“I think this is going to be a little more than we can handle here.”

My mother held a compress of napkins to my brother’s head as my father carried him to the car. Uncle Tom climbed into the driver’s seat to plot the fastest route to the hospital in Glens Falls, and it was agreed that Aunt Eve would stay behind with the rest of us. Uncle Tom gunned the engine, the wheels spun in the stones of the driveway, and then the car was gone.

Aunt Eve was in the kitchen, calmly taking a mop to the mess I’d made. “He’ll be alright,” she said. “Just a few stitches.”

I thought she was about to say something else. I thought she was about to ask me why I’d pushed my brother, and I knew I wouldn’t be able to tell her because I didn’t know.

The rest of the troops gathered in the side yard to inspect the clay drain pipe for telltale signs of blood. Out at the end of the dock, I lay down on my belly to watch the sunfish gather beneath the boards. Laurie sat down beside me.

“My little brother was playing with a lighter once,” she said, “and he set fire to his shirt.”   We all knew this. We’d seen the terrible scar on his arm.

“We thought he was going to die, but he didn’t.”

I put my finger in the water and a sunny darted up to investigate.

“There’s a rock under the water at the end of our dock, and you have to dive just right or you might hit your head on it,” Laurie continued. “My father says parts of the lake are so deep they can’t even find the bottom.” She looked out across the bay. “You never know what’s going to happen, if you really think about it.”

My brother came back from the hospital early that evening. He had nine stitches in the back of his head, covered with a large bandage that had been tied across one eye, pirate style. Aunt Eve gave him a Heath bar, and my father made him a buccaneer’s hat from a sheet of newspaper. Later, when I went to his room to apologize for what I thought I’d done, he had nodded off to sleep. The Miller Camp stayed very quiet for the rest of the night.

Fort Ticonderoga became a castle for a day or two, then a jumble of planks and ropes in which we imagined ourselves to be the Swiss Family Robinson. Uncle Tom and my fa­ther removed the clay mortar pipes and we never saw them again. A new padlock replaced the rusting twist of wire that had secured the door to the Miller Camp garage, and the old print of haunted battlements disappeared from the dining room wall. After that, our attention turned to the water, where we spent sunny afternoons in the shallows assembling our vulcanized rafts into an ocean liner. But our ship sought disaster—striking icebergs, sprouting slow but in­evitable leaks in shark-infested wa­ters, sailing directly into the torpedo range of prowling enemy subma­rines —and it wasn’t too long be­fore my little brother raced into the dining room of the Miller Camp one morning, brandishing his bamboo-handled tomahawk.
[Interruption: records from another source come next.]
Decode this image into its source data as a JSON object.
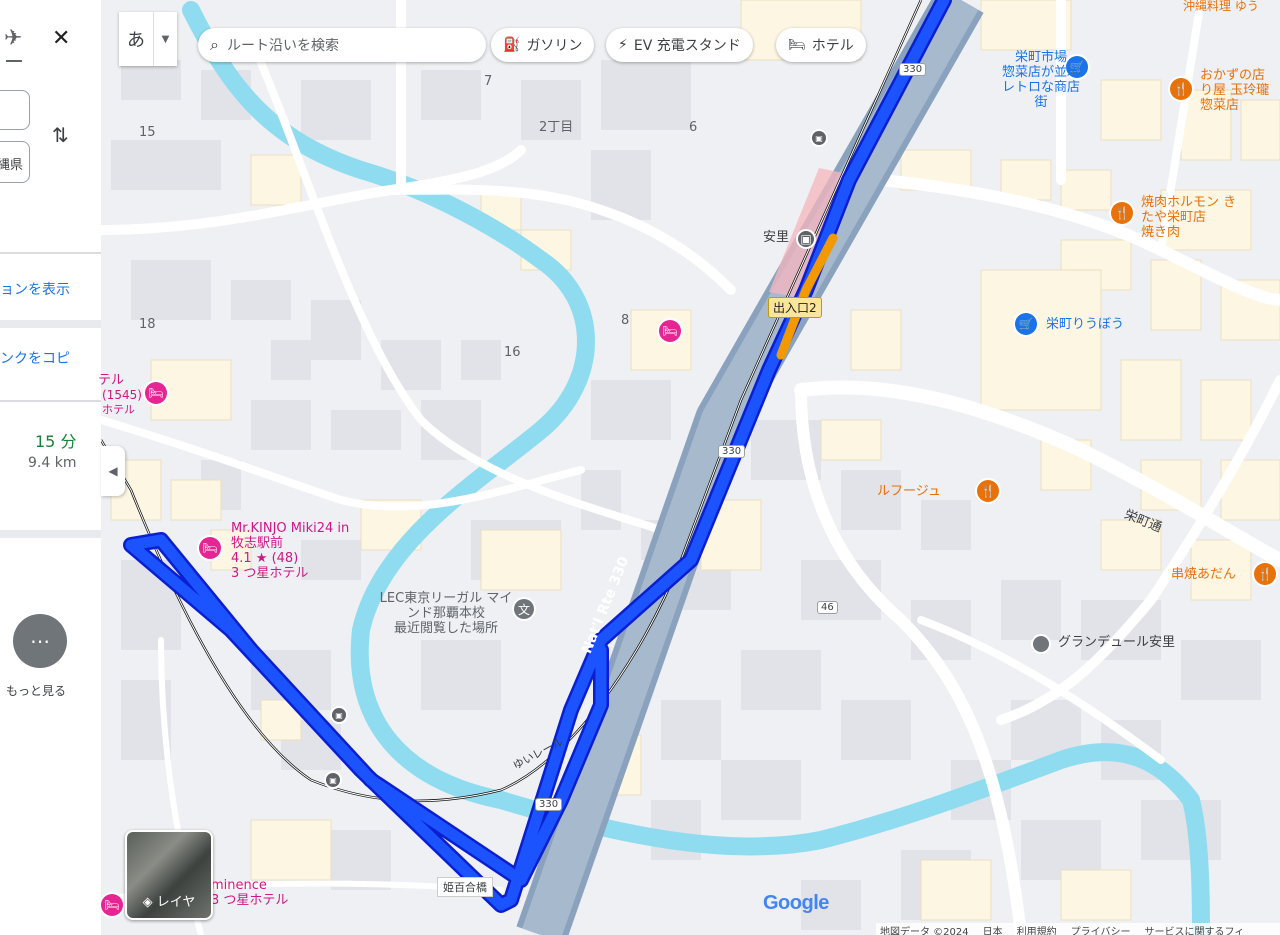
{
  "panel": {
    "close_icon": "close-icon",
    "mode_icon": "airplane-icon",
    "input_fragment": "縄県",
    "show_directions_link": "ョンを表示",
    "copy_link": "ンクをコピ",
    "hotel_fragment_1": "テル",
    "hotel_fragment_2": "(1545)",
    "hotel_fragment_3": "ホテル",
    "duration": "15 分",
    "distance": "9.4 km",
    "more_label": "もっと見る"
  },
  "toolbar": {
    "ime_label": "あ",
    "search_placeholder": "ルート沿いを検索",
    "chips": [
      "ガソリン",
      "EV 充電スタンド",
      "ホテル"
    ]
  },
  "map": {
    "block_numbers": [
      "7",
      "2丁目",
      "6",
      "15",
      "18",
      "16",
      "8"
    ],
    "route_shields": [
      "330",
      "330",
      "330",
      "46"
    ],
    "road_name": "Nat'l Rte 330",
    "street_name": "栄町通",
    "station_name": "安里",
    "exit_label": "出入口2",
    "rail_label": "ゆいレール",
    "bridge_label": "姫百合橋",
    "places": [
      {
        "name": "栄町市場",
        "sub": "惣菜店が並ぶ レトロな商店街"
      },
      {
        "name": "おかずの店 り屋 玉玲瓏",
        "sub": "惣菜店"
      },
      {
        "name": "焼肉ホルモン きたや栄町店",
        "sub": "焼き肉"
      },
      {
        "name": "栄町りうぼう"
      },
      {
        "name": "ルフージュ"
      },
      {
        "name": "串焼あだん"
      },
      {
        "name": "グランデュール安里"
      },
      {
        "name": "Mr.KINJO Miki24 in 牧志駅前",
        "sub": "4.1 ★ (48)",
        "sub2": "3 つ星ホテル"
      },
      {
        "name": "LEC東京リーガル マインド那覇本校",
        "sub": "最近閲覧した場所"
      },
      {
        "name": "沖縄料理 ゆう"
      },
      {
        "name": "minence",
        "sub": "3 つ星ホテル"
      }
    ],
    "layer_label": "レイヤ",
    "google_logo": "Google",
    "footer": [
      "地図データ ©2024",
      "日本",
      "利用規約",
      "プライバシー",
      "サービスに関するフィ"
    ],
    "colors": {
      "route": "#1a53ff",
      "route_border": "#0b1fd1",
      "traffic_slow": "#f29900",
      "water": "#8fdcf0",
      "road": "#ffffff",
      "highway": "#8aa2bd"
    }
  }
}
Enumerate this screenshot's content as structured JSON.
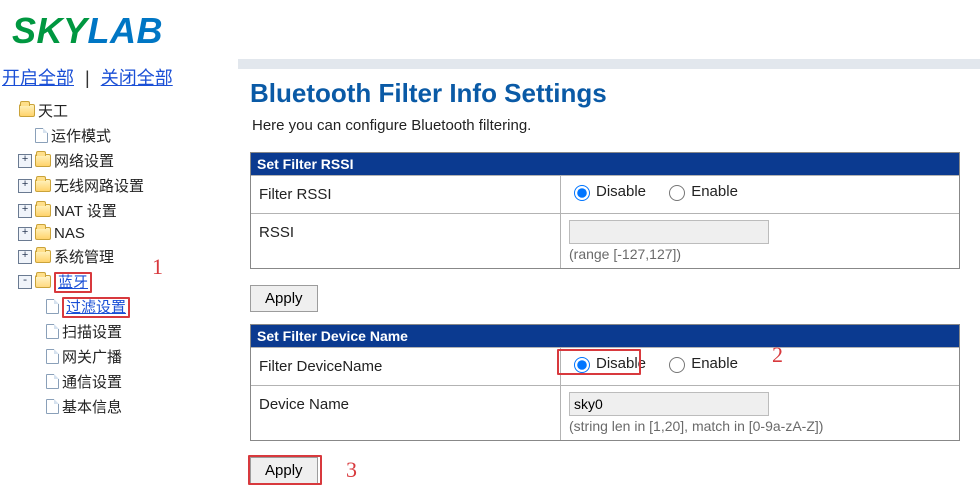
{
  "brand": {
    "sky": "SKY",
    "lab": "LAB"
  },
  "side_actions": {
    "open_all": "开启全部",
    "close_all": "关闭全部"
  },
  "tree": {
    "root": "天工",
    "n1": "运作模式",
    "n2": "网络设置",
    "n3": "无线网路设置",
    "n4": "NAT 设置",
    "n5": "NAS",
    "n6": "系统管理",
    "bt": "蓝牙",
    "bt_children": {
      "filter": "过滤设置",
      "scan": "扫描设置",
      "gw": "网关广播",
      "comm": "通信设置",
      "info": "基本信息"
    }
  },
  "main": {
    "title": "Bluetooth Filter Info Settings",
    "desc": "Here you can configure Bluetooth filtering.",
    "section_rssi": {
      "hd": "Set Filter RSSI",
      "row1_label": "Filter RSSI",
      "disable": "Disable",
      "enable": "Enable",
      "row2_label": "RSSI",
      "row2_hint": "(range [-127,127])",
      "rssi_value": "",
      "apply": "Apply"
    },
    "section_dev": {
      "hd": "Set Filter Device Name",
      "row1_label": "Filter DeviceName",
      "disable": "Disable",
      "enable": "Enable",
      "row2_label": "Device Name",
      "device_name_value": "sky0",
      "row2_hint": "(string len in [1,20], match in [0-9a-zA-Z])",
      "apply": "Apply"
    }
  },
  "annotations": {
    "a1": "1",
    "a2": "2",
    "a3": "3"
  }
}
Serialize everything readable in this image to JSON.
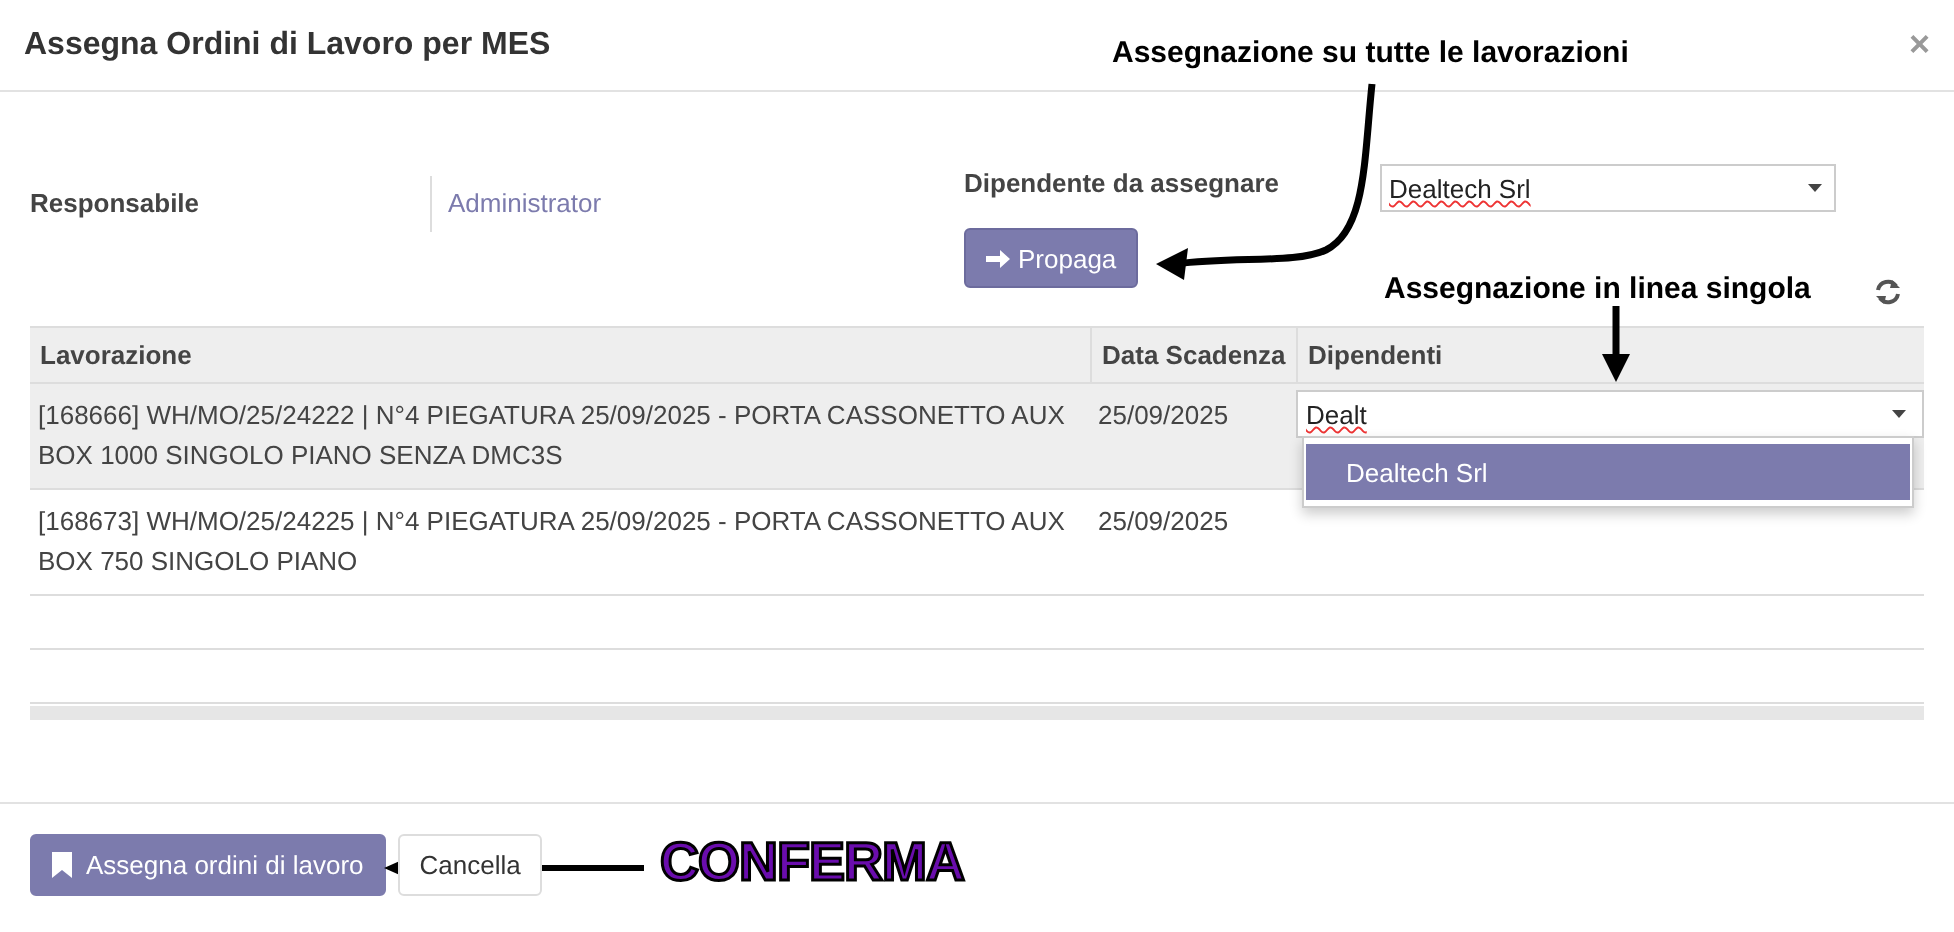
{
  "window": {
    "title": "Assegna Ordini di Lavoro per MES",
    "close": "×"
  },
  "form": {
    "responsabile": {
      "label": "Responsabile",
      "value": "Administrator"
    },
    "dipendente": {
      "label": "Dipendente da assegnare",
      "value": "Dealtech Srl"
    },
    "propaga": "Propaga"
  },
  "table": {
    "columns": [
      "Lavorazione",
      "Data Scadenza",
      "Dipendenti"
    ],
    "rows": [
      {
        "selected": true,
        "lavorazione": "[168666] WH/MO/25/24222 | N°4 PIEGATURA 25/09/2025 - PORTA CASSONETTO AUX BOX 1000 SINGOLO PIANO SENZA DMC3S",
        "scadenza": "25/09/2025",
        "dipendente": "Dealt",
        "editing": true
      },
      {
        "selected": false,
        "lavorazione": "[168673] WH/MO/25/24225 | N°4 PIEGATURA 25/09/2025 - PORTA CASSONETTO AUX BOX 750 SINGOLO PIANO",
        "scadenza": "25/09/2025",
        "dipendente": "",
        "editing": false
      }
    ],
    "suggestions": [
      {
        "label": "Dealtech Srl",
        "highlighted": true
      }
    ]
  },
  "footer": {
    "buttons": [
      {
        "kind": "primary",
        "label": "Assegna ordini di lavoro"
      },
      {
        "kind": "secondary",
        "label": "Cancella"
      }
    ]
  },
  "annotations": [
    {
      "kind": "curved",
      "text": "Assegnazione su tutte le lavorazioni"
    },
    {
      "kind": "down",
      "text": "Assegnazione in linea singola"
    },
    {
      "kind": "left",
      "text": "CONFERMA"
    }
  ]
}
“The Germans are back! And they’re attacking the fort!”

Roger Maris was leading the Yankees to the World Series that summer. Gregory Peck toppled the Guns of Navarone. Au­drey Hepburn sang “Moon River” and America scored the near-edge of space. It was not the last summer we would all spend in the Miller Camp, but only a few years remained before our two families would begin to differ in too many ways to make the summers man­ageable. Soon, our world would be changed in ways we could not know, and our plastic weapons would ac­quire a meaning we could not have imagined. But on that perfect, cloudless August morning, while sailboats circled the endless blue of the bay and crickets whistled in the face of fall, the Green Mountain Boys rallied to the challenge, and Fort Ticonderoga rose once again to the furious glory of unencumbered battle.